Building Healthy Communities by Connecting Education and the Workforce
By Kip Hottman
As I reflect upon the upcoming election day and my civic duty to engage in our democratic process, one simple question continues to linger in my mind: “What grows a healthy community?” If you had asked me one year ago, my immediate response would have been “education.” Education was the world I lived for 15 years, eventually equipping me with a deep understanding of the inequities that plague our school systems and create barriers for our students, many of whom live in poverty. My passion for dismantling these barriers led me to serve as a Hope Street Group Kentucky Teacher Fellow from 2013–2015, where I embraced teacher leadership and collaborated with other like-minded educators searching for solutions to educational inequities.
My philosophy fundamentally shifted this year when I accepted a new position as Networks Manager with Hope Street Group (HSG), where I still support teachers in HSG’s Teacher Fellow Network, but also have the privilege of engaging communities within three workforce networks: retail, manufacturing and healthcare. I’ve realized that my limited exposure of a student’s life “post-graduation” has hindered my understanding of the workforce. Barriers don’t dissipate after high school, and it’s a shared responsibility of the education systems, career developers and healthcare providers to meet the needs of citizens and grow healthy communities. These stakeholders must be in collaboration and in constant conversation about solutions, but this coordination seems all too rare.
My philosophical shift was confirmed on October 24–25 when HSG and the National Fund for Workforce Solutions convened in New Orleans, creating a safe space for more than 160 healthcare professionals to share best practices in developing their frontline workforce. Through our Health Career Pathways Network (HCPN), HSG models and supports a competency-based approach to sourcing, hiring and advancing talent to strengthen employers’ ability to provide quality care within their communities. The October summit called Healthcare Connect opened my eyes to a world of passionate healthcare professionals inspired to break down existing barriers that prohibit frontline workers from accessing economic opportunity. Through multiple conversations with attendees, I was struck by the similarities in workforce development challenges and those in education systems. The passion and advocacy of the attendees to solve those problems, though, was unavoidable, it was infectious, and this is the same intensity I’ve observed working in both suburban and urban school districts. I just wished there had been other educators in the room to enjoy discussions with healthcare professionals and draw commonalities in their work.
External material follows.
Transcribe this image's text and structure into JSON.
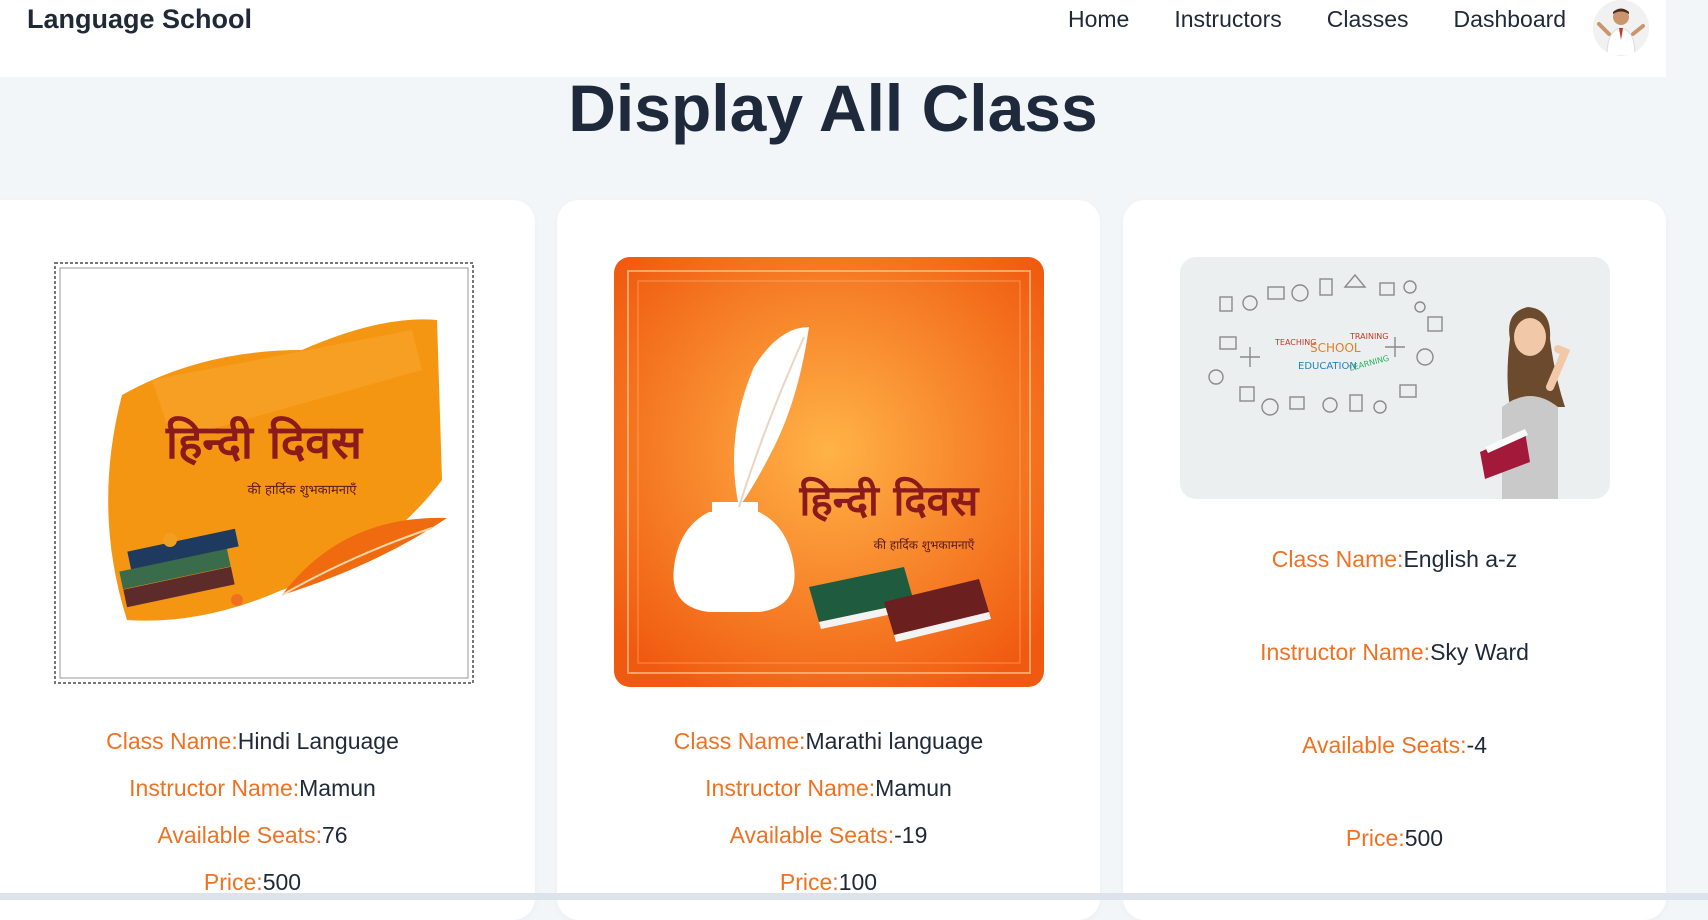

Our society buzzes with lightning-fast communication, and yet most of the messaging we send and receive is transmitted up and down the same sector silo. We survive in isolated networks, or “echo chambers,” when we can clearly do better by uniting passions and resources to address community needs.
Online, we’re working intentionally to drive conversation between HSG’s education and workforce communities, and my experience at Healthcare Connect has reinforced this need. I now realize:
- Organizations strategically elevating and celebrating education and workforce best practices increases awareness among the public. It’s not “your students” or “their patients” or “those workers” — these entities are all people who need structures and supports to access opportunity and achieve success. Understanding the mission and vision of schools, businesses and organizations enables those sharing, and those tuned in, to most compellingly and appropriately connect the dots.
- We must make deliberate contact with practitioners outside of our current industry and expand our Professional Learning Network (PLN). The experiences of others are often overlooked when we are siloed and focused on our own passions, our own roles in our systems. We miss opportunities to learn from each other.
- Social media can be a strong connective tissue when used professionally. Virtual collaboration is key when bridging the gap that currently exists between education and workforce. For example, Twitter chats have long served to connect HSG Teacher Fellows and other education stakeholders across states, and across many time zones. On Monday, November 5, at both 4pm and 8pm, we’ll lead Twitter conversations using the hashtag #HSGPrep to talk about these commonalities in preparing students and preparing employees for success.
- Face-to-face convenings among members of different networks will drive multiple stakeholders to the same conversation, and build upon the virtual connectivity. Workshop and design thinking sessions merge multiple perspectives and offer opportunities for prototype creation and/or solutions crucial to growing a community. (ECET2, Teach to Lead and EDCamp conferences are models from the Ed world that can be adapted to join teacher leaders with workforce professionals.)
So where do we go from here? What are our immediate action steps? The recommendations bulleted above are a wonderful starting point for members of all networks searching for ways to break down the barriers of industry isolation. No matter how or where we decide to engage, what is imperative is that we DO decide to engage. Honest and intentional collaboration across education systems and industries is key if we intend to grow healthy communities.
Read more takeaways from the Healthcare Connect sessions I attended via National Fund for Workforce Solutions, and share your thoughts with us at anytime on social media using #HealthOpportunity.
Kip Hottman is Networks Manager for Hope Street Group, previously serving as a National Board Certified Spanish teacher and teacher leader in Kentucky for 15 years. Follow Kip’s coordination of Hope Street Group’s social media strategy and network mobilization on Twitter via @HSG_Workforce, @HSG_Ed and @HopeStreetGroup, and on LinkedIn. His personal handle is @KipHottman.